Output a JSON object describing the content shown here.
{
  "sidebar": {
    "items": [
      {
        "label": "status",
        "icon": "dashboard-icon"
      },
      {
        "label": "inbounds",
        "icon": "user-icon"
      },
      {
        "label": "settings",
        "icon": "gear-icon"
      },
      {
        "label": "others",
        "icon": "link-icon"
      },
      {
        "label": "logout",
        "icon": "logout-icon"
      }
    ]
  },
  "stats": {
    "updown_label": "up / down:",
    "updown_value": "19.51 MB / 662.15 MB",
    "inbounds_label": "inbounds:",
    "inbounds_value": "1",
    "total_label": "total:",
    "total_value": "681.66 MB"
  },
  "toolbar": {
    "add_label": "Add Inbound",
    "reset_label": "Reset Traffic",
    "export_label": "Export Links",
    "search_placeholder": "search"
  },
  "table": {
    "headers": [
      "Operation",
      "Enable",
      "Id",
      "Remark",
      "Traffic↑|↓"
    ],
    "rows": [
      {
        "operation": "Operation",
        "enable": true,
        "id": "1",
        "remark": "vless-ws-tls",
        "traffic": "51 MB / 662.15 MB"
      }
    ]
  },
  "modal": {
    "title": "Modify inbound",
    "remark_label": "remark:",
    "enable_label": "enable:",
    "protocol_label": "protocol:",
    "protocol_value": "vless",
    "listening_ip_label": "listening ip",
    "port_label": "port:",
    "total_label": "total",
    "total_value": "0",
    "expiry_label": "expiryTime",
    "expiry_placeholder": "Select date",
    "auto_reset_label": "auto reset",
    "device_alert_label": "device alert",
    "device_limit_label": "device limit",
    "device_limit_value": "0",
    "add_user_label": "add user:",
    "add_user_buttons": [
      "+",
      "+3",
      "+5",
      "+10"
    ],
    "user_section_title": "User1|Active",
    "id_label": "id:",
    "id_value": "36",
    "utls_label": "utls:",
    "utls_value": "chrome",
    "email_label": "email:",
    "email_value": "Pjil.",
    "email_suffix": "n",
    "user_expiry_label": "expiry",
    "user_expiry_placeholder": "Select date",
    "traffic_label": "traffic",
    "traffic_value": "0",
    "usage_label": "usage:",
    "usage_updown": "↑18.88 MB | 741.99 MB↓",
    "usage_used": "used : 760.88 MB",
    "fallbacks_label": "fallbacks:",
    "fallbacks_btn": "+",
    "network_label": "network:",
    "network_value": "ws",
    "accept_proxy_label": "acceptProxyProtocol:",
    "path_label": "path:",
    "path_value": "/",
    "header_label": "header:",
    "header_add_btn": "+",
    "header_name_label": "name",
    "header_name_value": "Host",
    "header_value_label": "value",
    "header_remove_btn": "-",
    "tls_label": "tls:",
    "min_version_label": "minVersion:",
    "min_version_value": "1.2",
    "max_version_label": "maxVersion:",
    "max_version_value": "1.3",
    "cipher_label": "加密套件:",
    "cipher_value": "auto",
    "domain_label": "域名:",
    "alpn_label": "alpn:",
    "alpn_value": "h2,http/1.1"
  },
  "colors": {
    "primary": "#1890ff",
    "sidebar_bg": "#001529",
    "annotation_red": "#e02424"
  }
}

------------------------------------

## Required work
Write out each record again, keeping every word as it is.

## Your response
Output a JSON object describing the content shown here.
{
  "sidebar": {
    "items": [
      {
        "label": "status",
        "icon": "dashboard-icon"
      },
      {
        "label": "inbounds",
        "icon": "user-icon"
      },
      {
        "label": "settings",
        "icon": "gear-icon"
      },
      {
        "label": "others",
        "icon": "link-icon"
      },
      {
        "label": "logout",
        "icon": "logout-icon"
      }
    ]
  },
  "stats": {
    "updown_label": "up / down:",
    "updown_value": "19.51 MB / 662.15 MB",
    "inbounds_label": "inbounds:",
    "inbounds_value": "1",
    "total_label": "total:",
    "total_value": "681.66 MB"
  },
  "toolbar": {
    "add_label": "Add Inbound",
    "reset_label": "Reset Traffic",
    "export_label": "Export Links",
    "search_placeholder": "search"
  },
  "table": {
    "headers": [
      "Operation",
      "Enable",
      "Id",
      "Remark",
      "Traffic↑|↓"
    ],
    "rows": [
      {
        "operation": "Operation",
        "enable": true,
        "id": "1",
        "remark": "vless-ws-tls",
        "traffic": "51 MB / 662.15 MB"
      }
    ]
  },
  "modal": {
    "title": "Modify inbound",
    "remark_label": "remark:",
    "enable_label": "enable:",
    "protocol_label": "protocol:",
    "protocol_value": "vless",
    "listening_ip_label": "listening ip",
    "port_label": "port:",
    "total_label": "total",
    "total_value": "0",
    "expiry_label": "expiryTime",
    "expiry_placeholder": "Select date",
    "auto_reset_label": "auto reset",
    "device_alert_label": "device alert",
    "device_limit_label": "device limit",
    "device_limit_value": "0",
    "add_user_label": "add user:",
    "add_user_buttons": [
      "+",
      "+3",
      "+5",
      "+10"
    ],
    "user_section_title": "User1|Active",
    "id_label": "id:",
    "id_value": "36",
    "utls_label": "utls:",
    "utls_value": "chrome",
    "email_label": "email:",
    "email_value": "Pjil.",
    "email_suffix": "n",
    "user_expiry_label": "expiry",
    "user_expiry_placeholder": "Select date",
    "traffic_label": "traffic",
    "traffic_value": "0",
    "usage_label": "usage:",
    "usage_updown": "↑18.88 MB | 741.99 MB↓",
    "usage_used": "used : 760.88 MB",
    "fallbacks_label": "fallbacks:",
    "fallbacks_btn": "+",
    "network_label": "network:",
    "network_value": "ws",
    "accept_proxy_label": "acceptProxyProtocol:",
    "path_label": "path:",
    "path_value": "/",
    "header_label": "header:",
    "header_add_btn": "+",
    "header_name_label": "name",
    "header_name_value": "Host",
    "header_value_label": "value",
    "header_remove_btn": "-",
    "tls_label": "tls:",
    "min_version_label": "minVersion:",
    "min_version_value": "1.2",
    "max_version_label": "maxVersion:",
    "max_version_value": "1.3",
    "cipher_label": "加密套件:",
    "cipher_value": "auto",
    "domain_label": "域名:",
    "alpn_label": "alpn:",
    "alpn_value": "h2,http/1.1"
  },
  "colors": {
    "primary": "#1890ff",
    "sidebar_bg": "#001529",
    "annotation_red": "#e02424"
  }
}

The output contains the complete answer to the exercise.